Save
Save
view
View in room
share
Share
Save
Save
view
View in room
share
Share

Josef Albers

SP, 1967

The complete set of 12 screenprints in colors, on Schöllers Hammer Board, with full margins, the sheets loose (as issued), all contained in the original black vinyl-covered portfolio
24 × 24 in
61 × 61 cm
Edition 43/125
This is part of a limited edition set.
Bidding closed
Want to sell a work by this artist? Consign with Artsy.
About the work
Bibliography
P
Phillips

All images: 19 1/2 x 19 1/2 in. (49.5 x 49.5 cm)
All sheets: 24 x 24 in. (61 x 61 cm)

All images: 19 1/2 x 19 1/2 in. (49.5 x 49.5 cm)
All sheets: 24 x 24 in. (61 x 61 cm)

Signature
All signed, titled, dated and numbered 43/125 in pencil (there were also some artist's proofs)
Publisher
Editions Domberger, Stuttgart, for Galerie der Spiegel, Cologne
Josef Albers
German-American, 1888–1976
Follow

Josef Albers is best known for his seminal “Homage to the Square” series of the 1950s and '60s, which focused on the simplification of form and the interplay of shape and color. “Abstraction is real, probably more real than nature,” he once said. “I prefer to see with closed eyes.” His abstract canvases employed rigid geometric compositions in order to emphasize the optical effects set off by his chosen color palettes. Albers was highly influential as a teacher, first at the Bauhaus in Germany alongside Wassily Kandinsky and Paul Klee, and later with posts at Black Mountain College, Yale, and Harvard; he taught courses in design and color theory, and counted among his students such iconic artists as Eva Hesse, Cy Twombly, Richard Anuszkiewicz, and Robert Rauschenberg. He is often cited among the progenitors of Minimalist, Conceptual, and Op art.

Save
Save
view
View in room
share
Share
Save
Save
view
View in room
share
Share
About the work
Bibliography
P
Phillips

All images: 19 1/2 x 19 1/2 in. (49.5 x 49.5 cm)
All sheets: 24 x 24 in. (61 x 61 cm)

All images: 19 1/2 x 19 1/2 in. (49.5 x 49.5 cm)
All sheets: 24 x 24 in. (61 x 61 cm)

Signature
All signed, titled, dated and numbered 43/125 in pencil (there were also some artist's proofs)
Publisher
Editions Domberger, Stuttgart, for Galerie der Spiegel, Cologne
Josef Albers
German-American, 1888–1976
Follow

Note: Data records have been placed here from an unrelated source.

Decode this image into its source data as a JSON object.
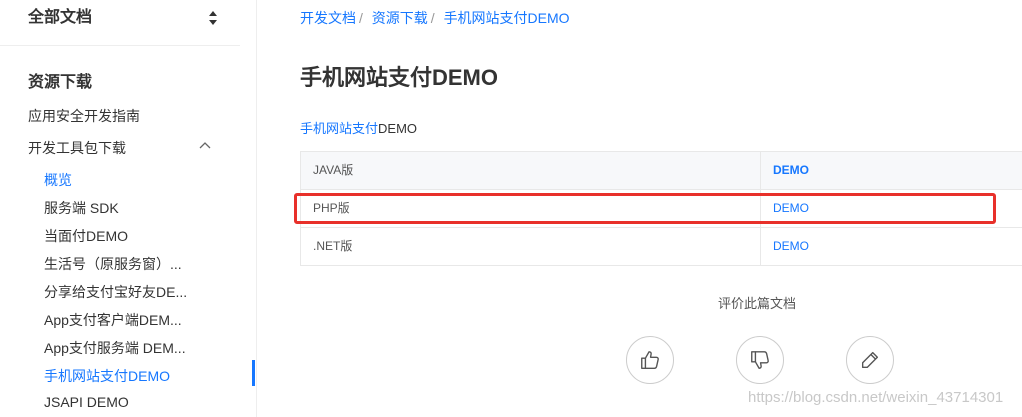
{
  "sidebar": {
    "doc_selector": "全部文档",
    "section_title": "资源下载",
    "items": [
      {
        "label": "应用安全开发指南"
      },
      {
        "label": "开发工具包下载"
      }
    ],
    "sub_items": [
      {
        "label": "概览"
      },
      {
        "label": "服务端 SDK"
      },
      {
        "label": "当面付DEMO"
      },
      {
        "label": "生活号（原服务窗）..."
      },
      {
        "label": "分享给支付宝好友DE..."
      },
      {
        "label": "App支付客户端DEM..."
      },
      {
        "label": "App支付服务端 DEM..."
      },
      {
        "label": "手机网站支付DEMO"
      },
      {
        "label": "JSAPI DEMO"
      }
    ]
  },
  "breadcrumb": [
    "开发文档",
    "资源下载",
    "手机网站支付DEMO"
  ],
  "breadcrumb_sep": "/",
  "page_title": "手机网站支付DEMO",
  "subtitle": {
    "link": "手机网站支付",
    "text": "DEMO"
  },
  "table": {
    "rows": [
      {
        "version": "JAVA版",
        "link": "DEMO"
      },
      {
        "version": "PHP版",
        "link": "DEMO"
      },
      {
        "version": ".NET版",
        "link": "DEMO"
      }
    ]
  },
  "rating": {
    "label": "评价此篇文档"
  },
  "watermark": "https://blog.csdn.net/weixin_43714301",
  "colors": {
    "accent": "#1677ff",
    "highlight": "#e8302a"
  }
}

Josef Albers is best known for his seminal “Homage to the Square” series of the 1950s and '60s, which focused on the simplification of form and the interplay of shape and color. “Abstraction is real, probably more real than nature,” he once said. “I prefer to see with closed eyes.” His abstract canvases employed rigid geometric compositions in order to emphasize the optical effects set off by his chosen color palettes. Albers was highly influential as a teacher, first at the Bauhaus in Germany alongside Wassily Kandinsky and Paul Klee, and later with posts at Black Mountain College, Yale, and Harvard; he taught courses in design and color theory, and counted among his students such iconic artists as Eva Hesse, Cy Twombly, Richard Anuszkiewicz, and Robert Rauschenberg. He is often cited among the progenitors of Minimalist, Conceptual, and Op art.

Josef Albers

SP, 1967

The complete set of 12 screenprints in colors, on Schöllers Hammer Board, with full margins, the sheets loose (as issued), all contained in the original black vinyl-covered portfolio
24 × 24 in
61 × 61 cm
Edition 43/125
This is part of a limited edition set.
Bidding closed
Want to sell a work by this artist? Consign with Artsy.
Other works by Josef Albers
Related works
Most Similar
Bauhaus